The mail had just been placed on his desk. C. W. Coleman nodded his thanks and absently sorted through the delivery ”then seized a particular business letter and rose to his feet. He held the envelope up to the light and then headed downstairs to the sales floor.
Coleman found Mil Batten writing up the ticket after selling a suit.
"Yes, Mr. Coleman?"
"New York," said Coleman, indicating the envelope.
"New York?" repeated Batten with the most tentative of smiles as the manager handed him the letter.
"Mind if I wait?"
"No, of course not," said Batten. He
J. C. Penney Company
330 West 34th Street
New York 1, NY
And the typed addressee and simply worded destination:
Mr. William M. Batten
C/O C. W. Coleman, Manager
J. C. Penney Company
Parkersburg, West Virginia
He took a
Finally, perhaps, Mil Batten was getting on track. As he unfolded the stationery he thought of the irony. Named Most Likely to Succeed in his high school yearbook, Batten had been spinning in circles since he dropped out of graduate school two
Returning to Parkersburg, his home town, Batten's anxiety would not diminish until the arrival of the New York letter. Not that he couldn't find work. Unlike millions of men at the time, he was consistently employed and earned good enough money. "The problem," he said, "was that I was treading water. The jobs were either morally compromised or led nowhere. And I was in love and wanted to get married, which was out of the question until I could
So he finally made a very unlikely move.
One day Mil Batten
What he had not learned about the J. C. Penney Company from C. W. Coleman and from reading in Coleman's library of Penney materials, he had learned at (of all places) the University of Chicago. Bored with reexposure to economics and other subjects he already knew, he once spent a week in the business library

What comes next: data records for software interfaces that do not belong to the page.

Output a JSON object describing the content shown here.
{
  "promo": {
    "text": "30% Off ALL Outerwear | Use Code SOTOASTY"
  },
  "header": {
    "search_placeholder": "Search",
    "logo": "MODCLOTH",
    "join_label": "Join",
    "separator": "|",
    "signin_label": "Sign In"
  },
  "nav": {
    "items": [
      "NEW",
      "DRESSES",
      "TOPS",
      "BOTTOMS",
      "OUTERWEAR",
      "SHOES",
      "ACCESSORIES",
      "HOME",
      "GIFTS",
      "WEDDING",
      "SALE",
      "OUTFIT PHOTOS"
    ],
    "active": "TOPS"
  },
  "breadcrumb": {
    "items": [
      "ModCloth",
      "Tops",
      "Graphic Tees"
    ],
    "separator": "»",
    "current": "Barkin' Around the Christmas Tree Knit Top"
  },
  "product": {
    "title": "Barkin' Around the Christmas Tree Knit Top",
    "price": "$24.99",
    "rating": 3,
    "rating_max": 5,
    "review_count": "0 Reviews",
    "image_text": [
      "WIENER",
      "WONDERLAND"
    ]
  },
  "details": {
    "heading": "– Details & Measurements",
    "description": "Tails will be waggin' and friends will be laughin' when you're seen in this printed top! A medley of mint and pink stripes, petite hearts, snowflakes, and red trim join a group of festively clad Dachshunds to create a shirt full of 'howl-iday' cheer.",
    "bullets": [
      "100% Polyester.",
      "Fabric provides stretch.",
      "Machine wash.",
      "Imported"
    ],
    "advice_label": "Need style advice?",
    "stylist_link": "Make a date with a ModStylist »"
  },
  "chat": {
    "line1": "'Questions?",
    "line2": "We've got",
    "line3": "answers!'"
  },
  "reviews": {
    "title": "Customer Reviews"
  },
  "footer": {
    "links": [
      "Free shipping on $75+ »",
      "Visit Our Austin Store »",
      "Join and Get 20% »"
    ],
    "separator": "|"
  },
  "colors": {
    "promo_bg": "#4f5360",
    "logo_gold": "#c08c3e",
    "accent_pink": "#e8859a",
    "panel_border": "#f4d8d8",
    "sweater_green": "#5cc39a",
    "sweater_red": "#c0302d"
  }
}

Batten decided that he was willing to work long hours for low wages in Parkersburg ”if, once under the company's wing, he would be free to look for career opportunities lying elsewhere in the Penney world. Coleman not only agreed; he immediately got a letter off to John Keys, a personnel executive in the New York Office. Announcing to Keys that he had reemployed Batten, Coleman then praised his work
But Mil Batten is destined for greater things than we can offer him here in Parkersburg. In other words, John, here is a talent for the Company to cultivate. So I say with confidence: put this man in a big store under a progressive manager and watch him go.
Break number one.
John Keys turned out to be Batten's second break. The personnel man prided himself on being a talent scout; he also had unusual patience and a sense of humor. Batten was sent on interviews with managers of two prominent Ohio stores, both of whom offered him
Even a big operation like the Penney Company with its then 1,500 stores could offer precious few management-trainee jobs during the Depression. Batten
He looked up at Coleman with a smile. "It's good news." Keys had written:
Dear Mr. Batten,
I believe that we have finally found a store and manager that will meet with your approval .
This was the large downtown store in Lansing, the capital of Michigan, that was managed by the